Which lines in the listing below contain "font"? Copy each of them.

• **EXERCISE DATA**:
==================================================
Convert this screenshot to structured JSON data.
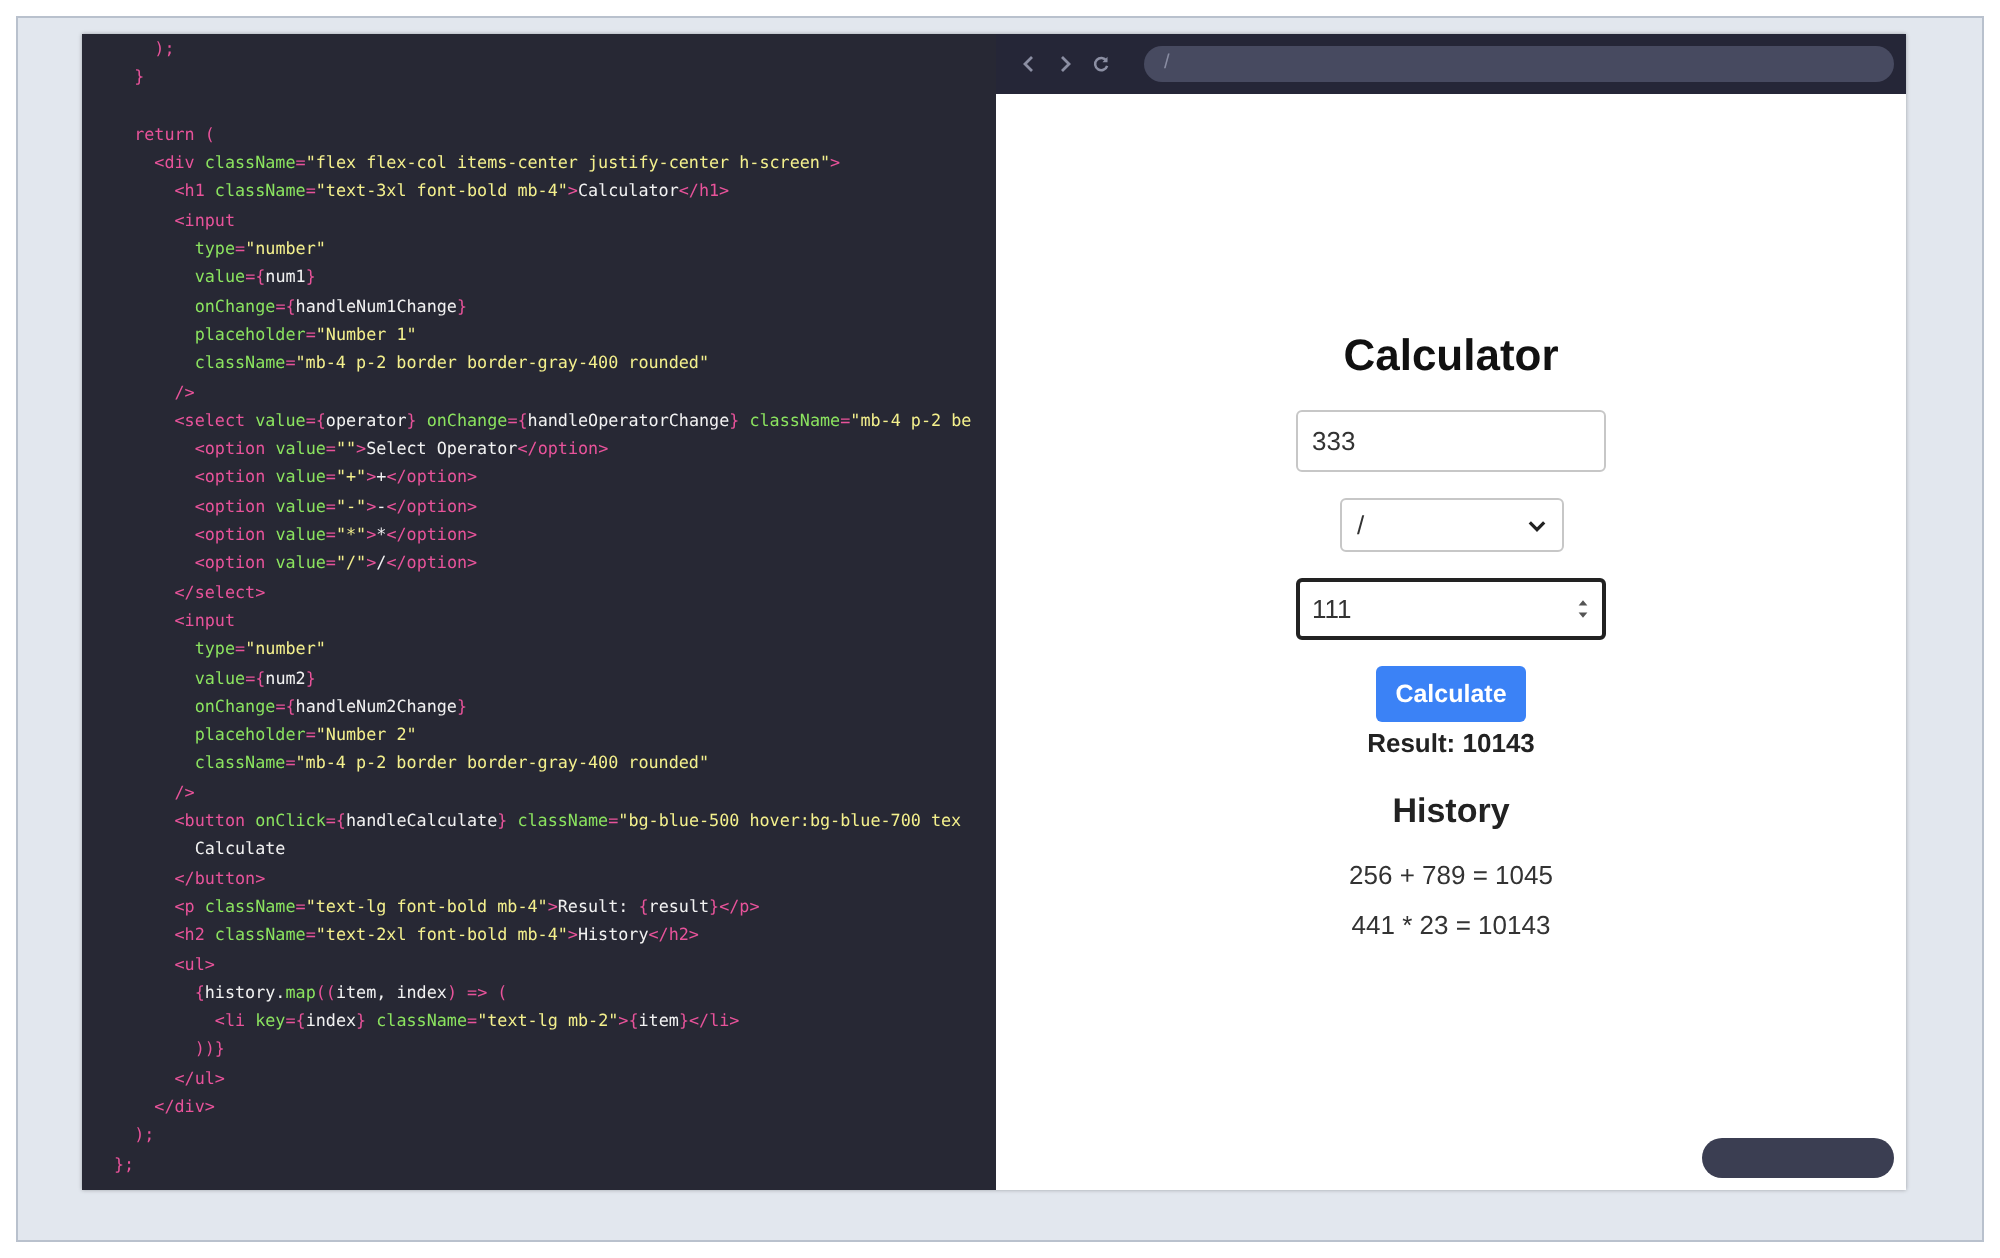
{
  "editor": {
    "lines": [
      {
        "segments": [
          {
            "kind": "tag",
            "text": "    );"
          }
        ]
      },
      {
        "segments": [
          {
            "kind": "tag",
            "text": "  }"
          }
        ]
      },
      {
        "spaced": true,
        "segments": [
          {
            "kind": "tag",
            "text": "  return ("
          }
        ]
      },
      {
        "segments": [
          {
            "kind": "tag",
            "text": "    <div "
          },
          {
            "kind": "attr",
            "text": "className"
          },
          {
            "kind": "tag",
            "text": "="
          },
          {
            "kind": "str",
            "text": "\"flex flex-col items-center justify-center h-screen\""
          },
          {
            "kind": "tag",
            "text": ">"
          }
        ]
      },
      {
        "segments": [
          {
            "kind": "tag",
            "text": "      <h1 "
          },
          {
            "kind": "attr",
            "text": "className"
          },
          {
            "kind": "tag",
            "text": "="
          },
          {
            "kind": "str",
            "text": "\"text-3xl font-bold mb-4\""
          },
          {
            "kind": "tag",
            "text": ">"
          },
          {
            "kind": "plain",
            "text": "Calculator"
          },
          {
            "kind": "tag",
            "text": "</h1>"
          }
        ]
      },
      {
        "segments": [
          {
            "kind": "tag",
            "text": "      <input"
          }
        ]
      },
      {
        "segments": [
          {
            "kind": "attr",
            "text": "        type"
          },
          {
            "kind": "tag",
            "text": "="
          },
          {
            "kind": "str",
            "text": "\"number\""
          }
        ]
      },
      {
        "segments": [
          {
            "kind": "attr",
            "text": "        value"
          },
          {
            "kind": "tag",
            "text": "={"
          },
          {
            "kind": "plain",
            "text": "num1"
          },
          {
            "kind": "tag",
            "text": "}"
          }
        ]
      },
      {
        "segments": [
          {
            "kind": "attr",
            "text": "        onChange"
          },
          {
            "kind": "tag",
            "text": "={"
          },
          {
            "kind": "plain",
            "text": "handleNum1Change"
          },
          {
            "kind": "tag",
            "text": "}"
          }
        ]
      },
      {
        "segments": [
          {
            "kind": "attr",
            "text": "        placeholder"
          },
          {
            "kind": "tag",
            "text": "="
          },
          {
            "kind": "str",
            "text": "\"Number 1\""
          }
        ]
      },
      {
        "segments": [
          {
            "kind": "attr",
            "text": "        className"
          },
          {
            "kind": "tag",
            "text": "="
          },
          {
            "kind": "str",
            "text": "\"mb-4 p-2 border border-gray-400 rounded\""
          }
        ]
      },
      {
        "segments": [
          {
            "kind": "tag",
            "text": "      />"
          }
        ]
      },
      {
        "segments": [
          {
            "kind": "tag",
            "text": "      <select "
          },
          {
            "kind": "attr",
            "text": "value"
          },
          {
            "kind": "tag",
            "text": "={"
          },
          {
            "kind": "plain",
            "text": "operator"
          },
          {
            "kind": "tag",
            "text": "} "
          },
          {
            "kind": "attr",
            "text": "onChange"
          },
          {
            "kind": "tag",
            "text": "={"
          },
          {
            "kind": "plain",
            "text": "handleOperatorChange"
          },
          {
            "kind": "tag",
            "text": "} "
          },
          {
            "kind": "attr",
            "text": "className"
          },
          {
            "kind": "tag",
            "text": "="
          },
          {
            "kind": "str",
            "text": "\"mb-4 p-2 be"
          }
        ]
      },
      {
        "segments": [
          {
            "kind": "tag",
            "text": "        <option "
          },
          {
            "kind": "attr",
            "text": "value"
          },
          {
            "kind": "tag",
            "text": "="
          },
          {
            "kind": "str",
            "text": "\"\""
          },
          {
            "kind": "tag",
            "text": ">"
          },
          {
            "kind": "plain",
            "text": "Select Operator"
          },
          {
            "kind": "tag",
            "text": "</option>"
          }
        ]
      },
      {
        "segments": [
          {
            "kind": "tag",
            "text": "        <option "
          },
          {
            "kind": "attr",
            "text": "value"
          },
          {
            "kind": "tag",
            "text": "="
          },
          {
            "kind": "str",
            "text": "\"+\""
          },
          {
            "kind": "tag",
            "text": ">"
          },
          {
            "kind": "plain",
            "text": "+"
          },
          {
            "kind": "tag",
            "text": "</option>"
          }
        ]
      },
      {
        "segments": [
          {
            "kind": "tag",
            "text": "        <option "
          },
          {
            "kind": "attr",
            "text": "value"
          },
          {
            "kind": "tag",
            "text": "="
          },
          {
            "kind": "str",
            "text": "\"-\""
          },
          {
            "kind": "tag",
            "text": ">"
          },
          {
            "kind": "plain",
            "text": "-"
          },
          {
            "kind": "tag",
            "text": "</option>"
          }
        ]
      },
      {
        "segments": [
          {
            "kind": "tag",
            "text": "        <option "
          },
          {
            "kind": "attr",
            "text": "value"
          },
          {
            "kind": "tag",
            "text": "="
          },
          {
            "kind": "str",
            "text": "\"*\""
          },
          {
            "kind": "tag",
            "text": ">"
          },
          {
            "kind": "plain",
            "text": "*"
          },
          {
            "kind": "tag",
            "text": "</option>"
          }
        ]
      },
      {
        "segments": [
          {
            "kind": "tag",
            "text": "        <option "
          },
          {
            "kind": "attr",
            "text": "value"
          },
          {
            "kind": "tag",
            "text": "="
          },
          {
            "kind": "str",
            "text": "\"/\""
          },
          {
            "kind": "tag",
            "text": ">"
          },
          {
            "kind": "plain",
            "text": "/"
          },
          {
            "kind": "tag",
            "text": "</option>"
          }
        ]
      },
      {
        "segments": [
          {
            "kind": "tag",
            "text": "      </select>"
          }
        ]
      },
      {
        "segments": [
          {
            "kind": "tag",
            "text": "      <input"
          }
        ]
      },
      {
        "segments": [
          {
            "kind": "attr",
            "text": "        type"
          },
          {
            "kind": "tag",
            "text": "="
          },
          {
            "kind": "str",
            "text": "\"number\""
          }
        ]
      },
      {
        "segments": [
          {
            "kind": "attr",
            "text": "        value"
          },
          {
            "kind": "tag",
            "text": "={"
          },
          {
            "kind": "plain",
            "text": "num2"
          },
          {
            "kind": "tag",
            "text": "}"
          }
        ]
      },
      {
        "segments": [
          {
            "kind": "attr",
            "text": "        onChange"
          },
          {
            "kind": "tag",
            "text": "={"
          },
          {
            "kind": "plain",
            "text": "handleNum2Change"
          },
          {
            "kind": "tag",
            "text": "}"
          }
        ]
      },
      {
        "segments": [
          {
            "kind": "attr",
            "text": "        placeholder"
          },
          {
            "kind": "tag",
            "text": "="
          },
          {
            "kind": "str",
            "text": "\"Number 2\""
          }
        ]
      },
      {
        "segments": [
          {
            "kind": "attr",
            "text": "        className"
          },
          {
            "kind": "tag",
            "text": "="
          },
          {
            "kind": "str",
            "text": "\"mb-4 p-2 border border-gray-400 rounded\""
          }
        ]
      },
      {
        "segments": [
          {
            "kind": "tag",
            "text": "      />"
          }
        ]
      },
      {
        "segments": [
          {
            "kind": "tag",
            "text": "      <button "
          },
          {
            "kind": "attr",
            "text": "onClick"
          },
          {
            "kind": "tag",
            "text": "={"
          },
          {
            "kind": "plain",
            "text": "handleCalculate"
          },
          {
            "kind": "tag",
            "text": "} "
          },
          {
            "kind": "attr",
            "text": "className"
          },
          {
            "kind": "tag",
            "text": "="
          },
          {
            "kind": "str",
            "text": "\"bg-blue-500 hover:bg-blue-700 tex"
          }
        ]
      },
      {
        "segments": [
          {
            "kind": "plain",
            "text": "        Calculate"
          }
        ]
      },
      {
        "segments": [
          {
            "kind": "tag",
            "text": "      </button>"
          }
        ]
      },
      {
        "segments": [
          {
            "kind": "tag",
            "text": "      <p "
          },
          {
            "kind": "attr",
            "text": "className"
          },
          {
            "kind": "tag",
            "text": "="
          },
          {
            "kind": "str",
            "text": "\"text-lg font-bold mb-4\""
          },
          {
            "kind": "tag",
            "text": ">"
          },
          {
            "kind": "plain",
            "text": "Result: "
          },
          {
            "kind": "tag",
            "text": "{"
          },
          {
            "kind": "plain",
            "text": "result"
          },
          {
            "kind": "tag",
            "text": "}</p>"
          }
        ]
      },
      {
        "segments": [
          {
            "kind": "tag",
            "text": "      <h2 "
          },
          {
            "kind": "attr",
            "text": "className"
          },
          {
            "kind": "tag",
            "text": "="
          },
          {
            "kind": "str",
            "text": "\"text-2xl font-bold mb-4\""
          },
          {
            "kind": "tag",
            "text": ">"
          },
          {
            "kind": "plain",
            "text": "History"
          },
          {
            "kind": "tag",
            "text": "</h2>"
          }
        ]
      },
      {
        "segments": [
          {
            "kind": "tag",
            "text": "      <ul>"
          }
        ]
      },
      {
        "segments": [
          {
            "kind": "tag",
            "text": "        {"
          },
          {
            "kind": "plain",
            "text": "history."
          },
          {
            "kind": "attr",
            "text": "map"
          },
          {
            "kind": "tag",
            "text": "(("
          },
          {
            "kind": "plain",
            "text": "item, index"
          },
          {
            "kind": "tag",
            "text": ") => ("
          }
        ]
      },
      {
        "segments": [
          {
            "kind": "tag",
            "text": "          <li "
          },
          {
            "kind": "attr",
            "text": "key"
          },
          {
            "kind": "tag",
            "text": "={"
          },
          {
            "kind": "plain",
            "text": "index"
          },
          {
            "kind": "tag",
            "text": "} "
          },
          {
            "kind": "attr",
            "text": "className"
          },
          {
            "kind": "tag",
            "text": "="
          },
          {
            "kind": "str",
            "text": "\"text-lg mb-2\""
          },
          {
            "kind": "tag",
            "text": ">{"
          },
          {
            "kind": "plain",
            "text": "item"
          },
          {
            "kind": "tag",
            "text": "}</li>"
          }
        ]
      },
      {
        "segments": [
          {
            "kind": "tag",
            "text": "        ))}"
          }
        ]
      },
      {
        "segments": [
          {
            "kind": "tag",
            "text": "      </ul>"
          }
        ]
      },
      {
        "segments": [
          {
            "kind": "tag",
            "text": "    </div>"
          }
        ]
      },
      {
        "segments": [
          {
            "kind": "tag",
            "text": "  );"
          }
        ]
      },
      {
        "segments": [
          {
            "kind": "tag",
            "text": "};"
          }
        ]
      }
    ]
  },
  "browser": {
    "address": "/",
    "page": {
      "title": "Calculator",
      "fields": [
        {
          "kind": "number",
          "value": "333",
          "focused": false
        },
        {
          "kind": "select",
          "value": "/"
        },
        {
          "kind": "number",
          "value": "111",
          "focused": true
        }
      ],
      "button": "Calculate",
      "result": "Result: 10143",
      "history_title": "History",
      "history": [
        "256 + 789 = 1045",
        "441 * 23 = 10143"
      ]
    }
  }
}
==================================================
• **ANSWER SPACE**:
            "text": "\"text-3xl font-bold mb-4\""
            "text": "\"text-lg font-bold mb-4\""
            "text": "\"text-2xl font-bold mb-4\""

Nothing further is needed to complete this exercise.